In the copy, include no pictures. Reproduce the rest of the entries exactly.
*** Records shown ***
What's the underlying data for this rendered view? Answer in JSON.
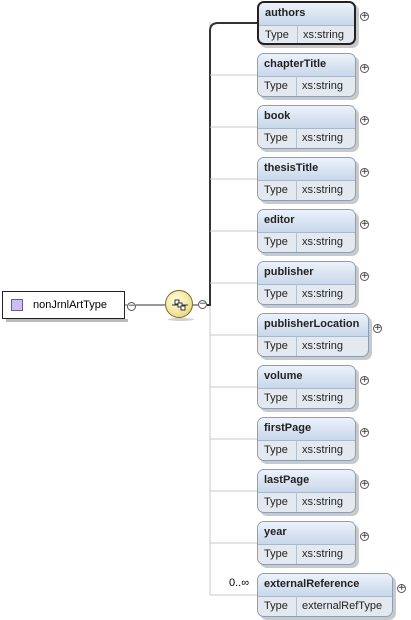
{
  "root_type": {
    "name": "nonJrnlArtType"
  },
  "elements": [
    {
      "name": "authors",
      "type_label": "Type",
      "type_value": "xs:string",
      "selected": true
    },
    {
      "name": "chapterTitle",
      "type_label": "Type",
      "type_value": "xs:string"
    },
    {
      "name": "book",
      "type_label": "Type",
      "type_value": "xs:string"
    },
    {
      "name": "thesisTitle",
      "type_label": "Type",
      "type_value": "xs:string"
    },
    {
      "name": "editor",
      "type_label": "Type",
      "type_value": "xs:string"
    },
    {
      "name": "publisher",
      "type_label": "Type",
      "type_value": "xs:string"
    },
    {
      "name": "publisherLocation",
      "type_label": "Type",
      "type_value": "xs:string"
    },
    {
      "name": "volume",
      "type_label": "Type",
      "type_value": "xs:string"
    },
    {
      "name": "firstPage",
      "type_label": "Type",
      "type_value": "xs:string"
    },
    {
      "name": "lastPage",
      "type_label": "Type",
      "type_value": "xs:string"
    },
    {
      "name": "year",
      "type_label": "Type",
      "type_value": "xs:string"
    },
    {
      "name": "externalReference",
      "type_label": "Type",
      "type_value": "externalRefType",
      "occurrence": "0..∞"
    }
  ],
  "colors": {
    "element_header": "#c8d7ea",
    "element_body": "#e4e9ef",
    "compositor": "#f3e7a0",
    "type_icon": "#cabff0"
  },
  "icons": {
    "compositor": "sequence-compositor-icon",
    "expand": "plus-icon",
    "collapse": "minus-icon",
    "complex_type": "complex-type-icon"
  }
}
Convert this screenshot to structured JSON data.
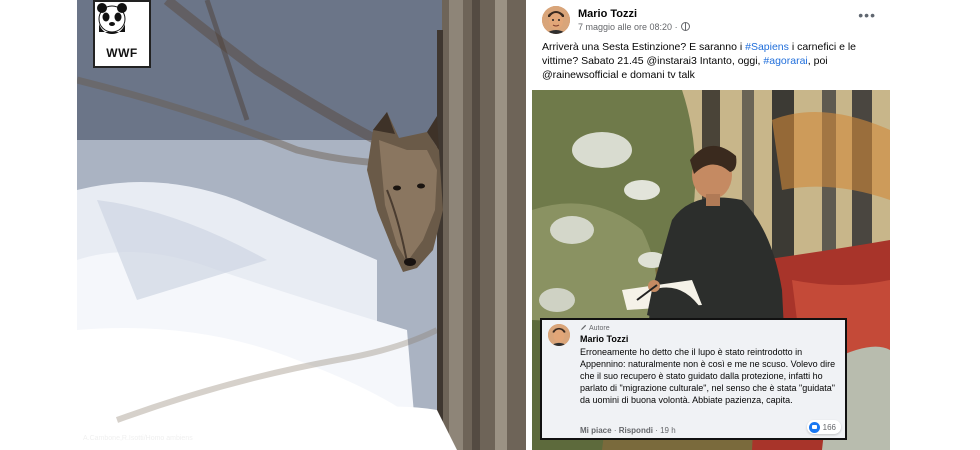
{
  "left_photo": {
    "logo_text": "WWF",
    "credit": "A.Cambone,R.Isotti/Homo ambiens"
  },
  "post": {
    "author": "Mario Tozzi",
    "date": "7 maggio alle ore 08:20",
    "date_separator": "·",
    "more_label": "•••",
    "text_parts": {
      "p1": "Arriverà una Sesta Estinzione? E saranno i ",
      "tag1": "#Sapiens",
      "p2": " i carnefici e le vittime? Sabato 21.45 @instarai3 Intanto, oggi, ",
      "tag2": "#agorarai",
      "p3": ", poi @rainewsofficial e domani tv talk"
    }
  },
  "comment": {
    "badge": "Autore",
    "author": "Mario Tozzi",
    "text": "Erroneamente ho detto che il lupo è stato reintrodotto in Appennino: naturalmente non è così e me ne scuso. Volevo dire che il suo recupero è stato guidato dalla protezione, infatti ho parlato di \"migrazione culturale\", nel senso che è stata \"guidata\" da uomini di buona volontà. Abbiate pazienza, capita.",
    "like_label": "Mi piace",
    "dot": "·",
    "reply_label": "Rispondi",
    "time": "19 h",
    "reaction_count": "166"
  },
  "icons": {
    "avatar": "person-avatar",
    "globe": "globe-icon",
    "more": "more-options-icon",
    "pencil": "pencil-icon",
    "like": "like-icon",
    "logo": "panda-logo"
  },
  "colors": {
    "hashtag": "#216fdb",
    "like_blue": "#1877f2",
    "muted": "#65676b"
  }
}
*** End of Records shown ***
### Problem solution
What's the underlying data for this rendered view? Answer in JSON.
{
  "root_type": {
    "name": "nonJrnlArtType"
  },
  "elements": [
    {
      "name": "authors",
      "type_label": "Type",
      "type_value": "xs:string",
      "selected": true
    },
    {
      "name": "chapterTitle",
      "type_label": "Type",
      "type_value": "xs:string"
    },
    {
      "name": "book",
      "type_label": "Type",
      "type_value": "xs:string"
    },
    {
      "name": "thesisTitle",
      "type_label": "Type",
      "type_value": "xs:string"
    },
    {
      "name": "editor",
      "type_label": "Type",
      "type_value": "xs:string"
    },
    {
      "name": "publisher",
      "type_label": "Type",
      "type_value": "xs:string"
    },
    {
      "name": "publisherLocation",
      "type_label": "Type",
      "type_value": "xs:string"
    },
    {
      "name": "volume",
      "type_label": "Type",
      "type_value": "xs:string"
    },
    {
      "name": "firstPage",
      "type_label": "Type",
      "type_value": "xs:string"
    },
    {
      "name": "lastPage",
      "type_label": "Type",
      "type_value": "xs:string"
    },
    {
      "name": "year",
      "type_label": "Type",
      "type_value": "xs:string"
    },
    {
      "name": "externalReference",
      "type_label": "Type",
      "type_value": "externalRefType",
      "occurrence": "0..∞"
    }
  ],
  "colors": {
    "element_header": "#c8d7ea",
    "element_body": "#e4e9ef",
    "compositor": "#f3e7a0",
    "type_icon": "#cabff0"
  },
  "icons": {
    "compositor": "sequence-compositor-icon",
    "expand": "plus-icon",
    "collapse": "minus-icon",
    "complex_type": "complex-type-icon"
  }
}
Convert this screenshot to structured JSON data.
{
  "left_photo": {
    "logo_text": "WWF",
    "credit": "A.Cambone,R.Isotti/Homo ambiens"
  },
  "post": {
    "author": "Mario Tozzi",
    "date": "7 maggio alle ore 08:20",
    "date_separator": "·",
    "more_label": "•••",
    "text_parts": {
      "p1": "Arriverà una Sesta Estinzione? E saranno i ",
      "tag1": "#Sapiens",
      "p2": " i carnefici e le vittime? Sabato 21.45 @instarai3 Intanto, oggi, ",
      "tag2": "#agorarai",
      "p3": ", poi @rainewsofficial e domani tv talk"
    }
  },
  "comment": {
    "badge": "Autore",
    "author": "Mario Tozzi",
    "text": "Erroneamente ho detto che il lupo è stato reintrodotto in Appennino: naturalmente non è così e me ne scuso. Volevo dire che il suo recupero è stato guidato dalla protezione, infatti ho parlato di \"migrazione culturale\", nel senso che è stata \"guidata\" da uomini di buona volontà. Abbiate pazienza, capita.",
    "like_label": "Mi piace",
    "dot": "·",
    "reply_label": "Rispondi",
    "time": "19 h",
    "reaction_count": "166"
  },
  "icons": {
    "avatar": "person-avatar",
    "globe": "globe-icon",
    "more": "more-options-icon",
    "pencil": "pencil-icon",
    "like": "like-icon",
    "logo": "panda-logo"
  },
  "colors": {
    "hashtag": "#216fdb",
    "like_blue": "#1877f2",
    "muted": "#65676b"
  }
}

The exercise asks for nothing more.